Former Residence of Soong Ching Ling
The Former Residence of Soong Ching Ling, late Honorary Chairman of the People's Republic of China, is situated at 46 North Rive Street in the Rear Lake area of the West City District. The residence was once a garden of one of the Qing Dynasty princes' mansions. The area along the banks of Rear Lake is quiet and beautiful, with shady willow trees lining the streets. Water from Rear Lake has been diverted through an underground channel into a stream that winds its way through the garden.
This lovely Beijing garden is elegantly laid out with rockeries and ponds set off by pines, cypresses and flowers. Winding corridors links traditional-style halls and pavilions in the garden. The tasteful layout gives the garden an atmosphere of elegant antiquity.
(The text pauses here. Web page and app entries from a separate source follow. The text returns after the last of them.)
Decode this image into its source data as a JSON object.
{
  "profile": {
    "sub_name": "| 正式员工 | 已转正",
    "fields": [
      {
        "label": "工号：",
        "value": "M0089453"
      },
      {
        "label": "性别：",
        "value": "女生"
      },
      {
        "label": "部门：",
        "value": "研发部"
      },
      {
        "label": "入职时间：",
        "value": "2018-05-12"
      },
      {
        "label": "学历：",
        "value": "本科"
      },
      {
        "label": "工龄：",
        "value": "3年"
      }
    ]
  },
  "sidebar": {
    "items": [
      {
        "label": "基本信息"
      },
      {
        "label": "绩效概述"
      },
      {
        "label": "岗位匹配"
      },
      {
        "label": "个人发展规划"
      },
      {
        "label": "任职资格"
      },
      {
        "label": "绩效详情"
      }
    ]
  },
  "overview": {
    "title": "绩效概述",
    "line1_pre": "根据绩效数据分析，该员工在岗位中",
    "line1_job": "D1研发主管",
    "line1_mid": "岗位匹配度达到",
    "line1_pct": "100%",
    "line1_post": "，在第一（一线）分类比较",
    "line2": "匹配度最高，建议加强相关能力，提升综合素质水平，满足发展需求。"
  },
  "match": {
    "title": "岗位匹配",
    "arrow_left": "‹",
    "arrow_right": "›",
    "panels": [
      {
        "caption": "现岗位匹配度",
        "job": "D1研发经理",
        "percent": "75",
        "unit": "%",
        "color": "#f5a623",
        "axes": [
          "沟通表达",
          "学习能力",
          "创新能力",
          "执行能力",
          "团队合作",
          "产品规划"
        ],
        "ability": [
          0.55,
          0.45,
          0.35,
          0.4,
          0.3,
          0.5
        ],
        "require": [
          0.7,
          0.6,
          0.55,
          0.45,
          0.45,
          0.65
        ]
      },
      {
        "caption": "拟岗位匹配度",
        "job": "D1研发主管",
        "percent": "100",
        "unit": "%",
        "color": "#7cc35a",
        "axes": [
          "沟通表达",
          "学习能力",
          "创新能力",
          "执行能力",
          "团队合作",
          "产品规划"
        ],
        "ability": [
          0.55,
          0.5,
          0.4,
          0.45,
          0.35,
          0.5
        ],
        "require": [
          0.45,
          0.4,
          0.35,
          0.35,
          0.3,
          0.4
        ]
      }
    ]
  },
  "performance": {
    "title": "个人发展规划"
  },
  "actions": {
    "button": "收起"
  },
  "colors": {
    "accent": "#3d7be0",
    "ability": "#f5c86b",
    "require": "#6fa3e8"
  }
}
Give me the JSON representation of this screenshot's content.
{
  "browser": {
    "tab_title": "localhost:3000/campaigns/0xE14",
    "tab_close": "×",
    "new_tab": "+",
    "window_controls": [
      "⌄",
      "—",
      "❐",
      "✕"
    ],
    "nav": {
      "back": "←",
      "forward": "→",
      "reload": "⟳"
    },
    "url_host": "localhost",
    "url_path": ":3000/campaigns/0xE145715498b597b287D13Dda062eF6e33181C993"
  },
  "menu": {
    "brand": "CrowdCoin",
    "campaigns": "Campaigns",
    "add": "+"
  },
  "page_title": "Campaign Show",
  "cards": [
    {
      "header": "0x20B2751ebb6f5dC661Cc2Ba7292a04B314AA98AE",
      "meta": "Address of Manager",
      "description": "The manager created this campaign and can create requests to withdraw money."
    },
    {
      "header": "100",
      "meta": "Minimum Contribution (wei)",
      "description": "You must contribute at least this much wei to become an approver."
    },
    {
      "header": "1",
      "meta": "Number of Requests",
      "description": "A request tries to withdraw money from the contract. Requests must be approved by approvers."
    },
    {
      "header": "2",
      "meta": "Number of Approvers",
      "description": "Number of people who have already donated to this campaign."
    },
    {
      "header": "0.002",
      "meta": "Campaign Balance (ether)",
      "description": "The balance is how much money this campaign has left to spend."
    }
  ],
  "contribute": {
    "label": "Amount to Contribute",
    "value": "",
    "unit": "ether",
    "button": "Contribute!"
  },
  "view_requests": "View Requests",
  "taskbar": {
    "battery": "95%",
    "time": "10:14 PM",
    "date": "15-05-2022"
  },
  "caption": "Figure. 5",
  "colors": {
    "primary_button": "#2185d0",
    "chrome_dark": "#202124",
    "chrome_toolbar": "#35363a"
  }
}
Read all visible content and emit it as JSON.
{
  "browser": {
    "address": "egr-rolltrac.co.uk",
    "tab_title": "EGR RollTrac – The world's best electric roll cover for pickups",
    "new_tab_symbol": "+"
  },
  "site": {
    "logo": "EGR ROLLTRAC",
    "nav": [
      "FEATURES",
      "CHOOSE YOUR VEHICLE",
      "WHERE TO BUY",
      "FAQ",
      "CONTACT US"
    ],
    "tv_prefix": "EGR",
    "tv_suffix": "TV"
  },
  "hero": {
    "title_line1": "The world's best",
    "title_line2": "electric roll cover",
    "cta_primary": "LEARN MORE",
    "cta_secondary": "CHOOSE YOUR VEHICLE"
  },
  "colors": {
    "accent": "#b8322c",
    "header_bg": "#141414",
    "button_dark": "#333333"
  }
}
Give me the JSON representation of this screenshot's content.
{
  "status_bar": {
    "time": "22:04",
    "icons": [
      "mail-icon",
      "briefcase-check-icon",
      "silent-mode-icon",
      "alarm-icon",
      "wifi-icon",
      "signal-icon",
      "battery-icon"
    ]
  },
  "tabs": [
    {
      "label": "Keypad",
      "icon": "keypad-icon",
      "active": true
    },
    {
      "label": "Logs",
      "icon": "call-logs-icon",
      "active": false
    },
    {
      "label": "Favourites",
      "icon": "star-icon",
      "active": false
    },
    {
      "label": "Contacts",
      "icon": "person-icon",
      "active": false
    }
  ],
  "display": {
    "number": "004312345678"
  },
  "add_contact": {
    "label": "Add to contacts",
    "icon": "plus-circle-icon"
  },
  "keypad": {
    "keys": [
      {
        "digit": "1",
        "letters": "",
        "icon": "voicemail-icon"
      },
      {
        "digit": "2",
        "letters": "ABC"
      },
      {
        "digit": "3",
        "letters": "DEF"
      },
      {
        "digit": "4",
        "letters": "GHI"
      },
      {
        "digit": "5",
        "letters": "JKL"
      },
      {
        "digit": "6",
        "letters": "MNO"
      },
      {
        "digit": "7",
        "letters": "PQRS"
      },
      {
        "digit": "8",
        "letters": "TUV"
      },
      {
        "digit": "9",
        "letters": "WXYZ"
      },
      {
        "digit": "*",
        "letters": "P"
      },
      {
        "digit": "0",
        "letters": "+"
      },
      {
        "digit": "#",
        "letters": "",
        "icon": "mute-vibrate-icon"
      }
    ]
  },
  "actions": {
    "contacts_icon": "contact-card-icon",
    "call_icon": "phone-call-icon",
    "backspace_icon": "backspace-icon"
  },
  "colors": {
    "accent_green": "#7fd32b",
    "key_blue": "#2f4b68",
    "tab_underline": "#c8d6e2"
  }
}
Originally, the grounds of the mansion contained numerous buildings: the front hall, called Happiness on the Hao River Bridge, after a story from Zhuang Zi; the Pavilion for Listening to the Orioles; and the eastern hall, called the Hall for Gazing at Flowers. Linked to the South Building by a winding corridor was the Waves of Kindness Pavilion. Exquisite large rockeries were dotted with structures such as the Fan Pavilion and the Room for Listening to the Rain. Ponds, fine rocks, shady trees, flowers and lawns all added to the enchantment of the garden. But over the years the whole garden fell into disrepair.
After the founding of New China in 1949, the Party and government made plans to build a residence for Soong Ching Ling in Beijing, and decided to renovate one of the princes' gardens for the purpose. New buildings wee constructed to the west of the mansion's main hall to create a quiet secluded courtyard as it stands today. Soong Ching Ling moved into the mansion in 1963 and worked, studied and lived here until she passed away on May 29, 1981.
A short way inside the main gate is a grape arbor, and by it in a flowerbed stands a wooden tablet carved with a brief introduction to the history of the mansion.
Walking northeast form the grape arbor, one comes to the exhibition halls. The auxiliary exhibition hall served as a guest room where Soong Ching Ling received guests from China.
The first exhibition hall is divided into eight sections, each representing a period of Soong Ching Ling's life. The exhibits include large numbers of photographs, documents and objects of interest depicting her childhood and student days, her marriage to Sun Yat-sen, her participation in political activities, he organization of the Association to Safeguard the Rights of the Chinese People and her support of the advocates of resistance to the Japanese invasion. Also on display is a copy of one of Soong Ching Ling's most famous saying, taken from her essay"Sun Yat-sen and His Cooperation with the Communist Party of China."
"Sun Yat-sen's 40 years of political struggle for the Chinese nation and people reached their peak in the last years of his life. The high point of his development came with his decision to cooperate with the Communist Party of China and work for the Chinese revolution."
The second exhibition hall is divided into seven sections with the following titles: Invitation to Come to the North; One of the Founders of New China; Close Comrade-in-Arms of the Party, Beloved Leader of the People; Pioneer in Safeguarding Peace-Envoy of the Chinese people; Study; Life and Work; Great Communist Fight; and the Grief of a Nation, the Sorrow of the World.
The third exhibition hall is the Children's Hall, reflecting Soong Ching Ling's great affection and concern for the youth of China. She once said: "Children are our future, our hope; they are our country's most valuable asset." Included in the exhibition is a painting of a basket of longevity peaches, presented to Soong Ching Ling by the affection which the children of New China feel for her.
The fourth exhibition is a small two-story building. The ground floor contains a small drawing room and a dining room, while Soong Ching Ling's study, office and living quarters are on the second floor. The bedroom, study and dining room are all arranged as they were when Soong Ching Ling lived there. The layout is simple and tasteful. Formerly, Soong Ching Ling would spend her time here playing the qin (Chinese zither), doing embroidery and writing poems and prose.